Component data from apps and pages
━━━━━━━━
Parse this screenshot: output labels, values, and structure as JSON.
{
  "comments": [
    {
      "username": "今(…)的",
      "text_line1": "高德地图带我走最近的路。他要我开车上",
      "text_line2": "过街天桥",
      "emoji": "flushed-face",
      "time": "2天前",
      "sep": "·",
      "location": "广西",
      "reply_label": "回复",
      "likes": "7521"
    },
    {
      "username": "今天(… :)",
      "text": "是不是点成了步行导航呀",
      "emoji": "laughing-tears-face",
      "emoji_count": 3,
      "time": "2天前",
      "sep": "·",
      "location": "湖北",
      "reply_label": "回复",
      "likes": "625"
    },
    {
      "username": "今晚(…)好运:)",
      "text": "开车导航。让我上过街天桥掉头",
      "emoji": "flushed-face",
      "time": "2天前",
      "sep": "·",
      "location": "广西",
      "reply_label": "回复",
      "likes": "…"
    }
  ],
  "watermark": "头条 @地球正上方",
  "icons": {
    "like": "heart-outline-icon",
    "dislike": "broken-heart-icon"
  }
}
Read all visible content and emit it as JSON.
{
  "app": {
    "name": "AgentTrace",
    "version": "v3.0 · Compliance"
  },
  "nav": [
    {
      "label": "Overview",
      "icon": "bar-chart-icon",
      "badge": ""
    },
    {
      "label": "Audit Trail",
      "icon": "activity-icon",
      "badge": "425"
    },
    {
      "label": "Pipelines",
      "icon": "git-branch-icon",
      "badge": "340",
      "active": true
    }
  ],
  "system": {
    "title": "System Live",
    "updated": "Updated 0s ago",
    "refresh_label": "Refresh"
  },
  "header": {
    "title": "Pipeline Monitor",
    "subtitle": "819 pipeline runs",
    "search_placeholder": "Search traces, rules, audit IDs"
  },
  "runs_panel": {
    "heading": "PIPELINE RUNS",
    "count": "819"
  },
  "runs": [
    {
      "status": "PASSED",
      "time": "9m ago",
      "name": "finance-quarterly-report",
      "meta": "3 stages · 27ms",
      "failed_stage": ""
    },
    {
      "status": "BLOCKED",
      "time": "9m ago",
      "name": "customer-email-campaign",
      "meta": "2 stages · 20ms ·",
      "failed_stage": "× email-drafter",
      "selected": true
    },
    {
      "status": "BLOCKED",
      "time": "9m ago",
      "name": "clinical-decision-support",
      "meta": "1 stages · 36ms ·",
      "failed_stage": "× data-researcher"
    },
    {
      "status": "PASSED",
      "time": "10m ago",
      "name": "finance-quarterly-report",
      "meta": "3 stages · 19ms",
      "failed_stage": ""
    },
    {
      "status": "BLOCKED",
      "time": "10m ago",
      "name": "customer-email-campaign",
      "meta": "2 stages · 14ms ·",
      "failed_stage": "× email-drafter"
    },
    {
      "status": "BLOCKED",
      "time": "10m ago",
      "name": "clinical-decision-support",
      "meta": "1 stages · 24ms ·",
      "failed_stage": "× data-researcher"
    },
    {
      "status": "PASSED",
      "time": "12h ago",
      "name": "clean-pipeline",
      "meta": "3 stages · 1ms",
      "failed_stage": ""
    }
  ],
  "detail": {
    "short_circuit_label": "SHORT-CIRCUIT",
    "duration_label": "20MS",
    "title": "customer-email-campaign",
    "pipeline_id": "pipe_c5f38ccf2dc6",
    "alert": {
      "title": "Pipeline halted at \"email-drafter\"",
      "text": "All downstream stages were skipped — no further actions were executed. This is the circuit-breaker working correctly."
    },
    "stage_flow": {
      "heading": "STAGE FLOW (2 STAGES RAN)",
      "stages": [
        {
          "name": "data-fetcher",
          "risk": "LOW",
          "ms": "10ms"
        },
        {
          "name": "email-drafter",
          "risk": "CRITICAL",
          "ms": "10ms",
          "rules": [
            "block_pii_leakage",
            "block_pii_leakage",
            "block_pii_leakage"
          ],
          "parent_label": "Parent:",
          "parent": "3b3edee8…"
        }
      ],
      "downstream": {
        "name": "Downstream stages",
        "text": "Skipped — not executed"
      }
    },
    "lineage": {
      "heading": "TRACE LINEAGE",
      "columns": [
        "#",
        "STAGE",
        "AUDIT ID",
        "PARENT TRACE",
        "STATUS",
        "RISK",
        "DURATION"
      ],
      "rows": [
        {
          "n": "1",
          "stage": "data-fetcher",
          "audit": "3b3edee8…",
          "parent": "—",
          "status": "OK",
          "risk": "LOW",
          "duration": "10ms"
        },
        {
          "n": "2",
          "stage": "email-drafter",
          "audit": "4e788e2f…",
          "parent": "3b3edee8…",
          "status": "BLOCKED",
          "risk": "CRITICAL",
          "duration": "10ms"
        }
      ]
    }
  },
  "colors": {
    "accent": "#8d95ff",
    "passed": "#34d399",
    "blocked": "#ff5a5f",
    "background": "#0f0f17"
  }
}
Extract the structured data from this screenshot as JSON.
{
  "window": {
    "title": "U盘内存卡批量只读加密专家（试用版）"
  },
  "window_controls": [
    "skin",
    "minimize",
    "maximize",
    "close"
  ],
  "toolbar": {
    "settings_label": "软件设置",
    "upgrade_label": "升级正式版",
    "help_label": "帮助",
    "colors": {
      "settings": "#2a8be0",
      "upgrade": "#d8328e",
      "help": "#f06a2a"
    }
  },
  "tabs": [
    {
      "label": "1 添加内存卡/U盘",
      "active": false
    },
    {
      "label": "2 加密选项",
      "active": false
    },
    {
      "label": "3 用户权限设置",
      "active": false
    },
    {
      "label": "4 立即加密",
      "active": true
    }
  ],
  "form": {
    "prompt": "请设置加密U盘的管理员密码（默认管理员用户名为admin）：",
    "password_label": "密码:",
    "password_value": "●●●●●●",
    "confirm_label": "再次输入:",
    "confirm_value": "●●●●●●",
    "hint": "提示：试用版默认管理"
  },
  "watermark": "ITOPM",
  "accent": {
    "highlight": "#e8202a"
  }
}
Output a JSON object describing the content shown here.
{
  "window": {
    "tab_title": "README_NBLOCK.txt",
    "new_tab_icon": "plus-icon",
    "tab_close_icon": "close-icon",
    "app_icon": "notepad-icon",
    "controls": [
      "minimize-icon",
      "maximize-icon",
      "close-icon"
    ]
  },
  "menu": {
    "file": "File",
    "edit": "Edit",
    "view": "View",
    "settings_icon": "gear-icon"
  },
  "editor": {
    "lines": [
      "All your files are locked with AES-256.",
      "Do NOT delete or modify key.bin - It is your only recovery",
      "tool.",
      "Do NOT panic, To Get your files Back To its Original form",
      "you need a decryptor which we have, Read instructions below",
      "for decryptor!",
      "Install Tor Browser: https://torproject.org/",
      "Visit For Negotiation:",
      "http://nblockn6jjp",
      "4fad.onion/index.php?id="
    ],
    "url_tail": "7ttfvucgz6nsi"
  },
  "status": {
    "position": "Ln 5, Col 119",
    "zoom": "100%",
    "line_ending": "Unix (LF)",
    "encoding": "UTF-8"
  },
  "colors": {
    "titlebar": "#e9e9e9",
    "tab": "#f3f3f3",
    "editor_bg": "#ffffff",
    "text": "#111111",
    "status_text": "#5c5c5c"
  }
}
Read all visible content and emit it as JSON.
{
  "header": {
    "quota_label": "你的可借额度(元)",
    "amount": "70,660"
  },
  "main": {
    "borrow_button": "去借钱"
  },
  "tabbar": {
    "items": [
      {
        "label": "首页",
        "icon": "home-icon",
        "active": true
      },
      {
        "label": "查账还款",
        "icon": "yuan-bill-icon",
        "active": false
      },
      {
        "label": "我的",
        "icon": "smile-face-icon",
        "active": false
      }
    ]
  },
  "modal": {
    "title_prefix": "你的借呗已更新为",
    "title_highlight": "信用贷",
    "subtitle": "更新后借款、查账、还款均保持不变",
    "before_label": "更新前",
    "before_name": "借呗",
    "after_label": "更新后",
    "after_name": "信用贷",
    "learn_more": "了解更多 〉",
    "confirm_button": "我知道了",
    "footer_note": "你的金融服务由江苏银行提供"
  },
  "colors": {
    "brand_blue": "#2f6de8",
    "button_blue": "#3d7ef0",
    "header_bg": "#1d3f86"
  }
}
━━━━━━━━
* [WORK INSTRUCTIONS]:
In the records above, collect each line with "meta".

* [OUTPUT OF THE EXERCISE]:
      "meta": "3 stages · 27ms",
      "meta": "2 stages · 20ms ·",
      "meta": "1 stages · 36ms ·",
      "meta": "3 stages · 19ms",
      "meta": "2 stages · 14ms ·",
      "meta": "1 stages · 24ms ·",
      "meta": "3 stages · 1ms",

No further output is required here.